## THE PROBLEM
Scan the records below, and wherever a line has the word "Nuit", pull it out.

━━ DATA UNDER STUDY ━━

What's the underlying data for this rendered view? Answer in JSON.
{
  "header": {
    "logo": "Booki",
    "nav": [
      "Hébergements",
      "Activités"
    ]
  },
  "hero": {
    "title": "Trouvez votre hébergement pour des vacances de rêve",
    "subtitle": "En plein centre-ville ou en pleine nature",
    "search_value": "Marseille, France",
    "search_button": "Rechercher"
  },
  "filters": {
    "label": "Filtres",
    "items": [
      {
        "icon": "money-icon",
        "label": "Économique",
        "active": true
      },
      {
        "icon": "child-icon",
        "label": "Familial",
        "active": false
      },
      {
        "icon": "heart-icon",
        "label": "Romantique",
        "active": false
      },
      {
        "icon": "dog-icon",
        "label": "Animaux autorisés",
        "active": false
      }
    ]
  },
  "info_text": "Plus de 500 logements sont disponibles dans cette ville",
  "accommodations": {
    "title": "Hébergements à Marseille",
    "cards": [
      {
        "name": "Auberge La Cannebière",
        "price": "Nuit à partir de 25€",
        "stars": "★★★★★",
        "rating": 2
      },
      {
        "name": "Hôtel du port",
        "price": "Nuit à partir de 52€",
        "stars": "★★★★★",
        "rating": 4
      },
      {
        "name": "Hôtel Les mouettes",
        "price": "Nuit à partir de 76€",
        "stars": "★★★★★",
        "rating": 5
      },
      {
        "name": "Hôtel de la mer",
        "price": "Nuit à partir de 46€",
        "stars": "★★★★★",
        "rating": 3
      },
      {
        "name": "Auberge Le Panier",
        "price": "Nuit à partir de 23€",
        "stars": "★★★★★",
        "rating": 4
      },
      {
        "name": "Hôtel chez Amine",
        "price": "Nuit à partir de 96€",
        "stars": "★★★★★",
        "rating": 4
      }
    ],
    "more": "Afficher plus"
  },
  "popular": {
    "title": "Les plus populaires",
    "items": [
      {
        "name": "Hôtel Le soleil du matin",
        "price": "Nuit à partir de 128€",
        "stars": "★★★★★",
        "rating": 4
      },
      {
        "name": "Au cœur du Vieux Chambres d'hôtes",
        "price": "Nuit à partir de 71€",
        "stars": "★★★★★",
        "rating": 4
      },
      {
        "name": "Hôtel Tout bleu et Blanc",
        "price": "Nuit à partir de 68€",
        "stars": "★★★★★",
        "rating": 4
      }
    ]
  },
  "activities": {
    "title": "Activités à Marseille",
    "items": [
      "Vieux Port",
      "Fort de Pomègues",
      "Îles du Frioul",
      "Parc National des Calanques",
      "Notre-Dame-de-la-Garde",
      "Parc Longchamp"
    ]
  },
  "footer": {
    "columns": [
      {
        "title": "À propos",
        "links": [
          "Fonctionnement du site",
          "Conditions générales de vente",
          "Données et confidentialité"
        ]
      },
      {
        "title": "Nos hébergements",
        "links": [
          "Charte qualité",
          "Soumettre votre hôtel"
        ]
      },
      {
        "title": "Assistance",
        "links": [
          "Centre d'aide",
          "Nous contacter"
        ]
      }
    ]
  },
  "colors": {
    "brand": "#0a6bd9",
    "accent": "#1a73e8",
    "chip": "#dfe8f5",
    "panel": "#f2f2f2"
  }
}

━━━
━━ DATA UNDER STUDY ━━

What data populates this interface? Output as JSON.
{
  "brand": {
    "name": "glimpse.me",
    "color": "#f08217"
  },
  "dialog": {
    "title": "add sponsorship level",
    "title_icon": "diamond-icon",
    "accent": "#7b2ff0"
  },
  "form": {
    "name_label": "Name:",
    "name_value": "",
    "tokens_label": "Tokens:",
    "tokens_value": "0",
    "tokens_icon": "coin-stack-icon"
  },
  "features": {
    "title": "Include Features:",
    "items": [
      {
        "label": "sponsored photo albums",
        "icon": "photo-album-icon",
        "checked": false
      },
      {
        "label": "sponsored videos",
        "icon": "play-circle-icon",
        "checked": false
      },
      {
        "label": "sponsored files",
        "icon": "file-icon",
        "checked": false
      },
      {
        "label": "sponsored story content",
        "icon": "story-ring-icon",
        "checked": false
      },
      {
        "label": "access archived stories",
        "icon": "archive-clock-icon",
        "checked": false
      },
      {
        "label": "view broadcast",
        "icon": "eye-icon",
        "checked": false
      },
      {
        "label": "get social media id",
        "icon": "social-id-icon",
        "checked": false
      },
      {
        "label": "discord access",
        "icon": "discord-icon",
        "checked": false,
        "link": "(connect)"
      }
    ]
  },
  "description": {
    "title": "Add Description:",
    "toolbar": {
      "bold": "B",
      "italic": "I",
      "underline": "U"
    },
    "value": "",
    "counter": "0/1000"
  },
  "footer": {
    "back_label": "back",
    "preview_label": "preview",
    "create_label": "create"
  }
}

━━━

## REPLY
        "price": "Nuit à partir de 25€",
        "price": "Nuit à partir de 52€",
        "price": "Nuit à partir de 76€",
        "price": "Nuit à partir de 46€",
        "price": "Nuit à partir de 23€",
        "price": "Nuit à partir de 96€",
        "price": "Nuit à partir de 128€",
        "price": "Nuit à partir de 71€",
        "price": "Nuit à partir de 68€",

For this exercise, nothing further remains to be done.